> GIVEN ENTRIES
::::::::::

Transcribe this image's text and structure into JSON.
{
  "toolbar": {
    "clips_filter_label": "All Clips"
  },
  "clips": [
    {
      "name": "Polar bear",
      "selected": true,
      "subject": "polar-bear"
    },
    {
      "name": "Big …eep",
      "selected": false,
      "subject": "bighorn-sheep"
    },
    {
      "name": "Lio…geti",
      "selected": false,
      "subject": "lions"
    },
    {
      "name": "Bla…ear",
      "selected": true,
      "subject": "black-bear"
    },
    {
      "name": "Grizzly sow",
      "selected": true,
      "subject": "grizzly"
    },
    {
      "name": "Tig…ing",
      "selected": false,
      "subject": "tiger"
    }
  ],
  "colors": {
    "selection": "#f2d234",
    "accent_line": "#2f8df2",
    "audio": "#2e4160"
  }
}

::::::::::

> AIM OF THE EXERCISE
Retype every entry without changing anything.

> EXERCISE RESULT
Transcribe this image's text and structure into JSON.
{
  "toolbar": {
    "clips_filter_label": "All Clips"
  },
  "clips": [
    {
      "name": "Polar bear",
      "selected": true,
      "subject": "polar-bear"
    },
    {
      "name": "Big …eep",
      "selected": false,
      "subject": "bighorn-sheep"
    },
    {
      "name": "Lio…geti",
      "selected": false,
      "subject": "lions"
    },
    {
      "name": "Bla…ear",
      "selected": true,
      "subject": "black-bear"
    },
    {
      "name": "Grizzly sow",
      "selected": true,
      "subject": "grizzly"
    },
    {
      "name": "Tig…ing",
      "selected": false,
      "subject": "tiger"
    }
  ],
  "colors": {
    "selection": "#f2d234",
    "accent_line": "#2f8df2",
    "audio": "#2e4160"
  }
}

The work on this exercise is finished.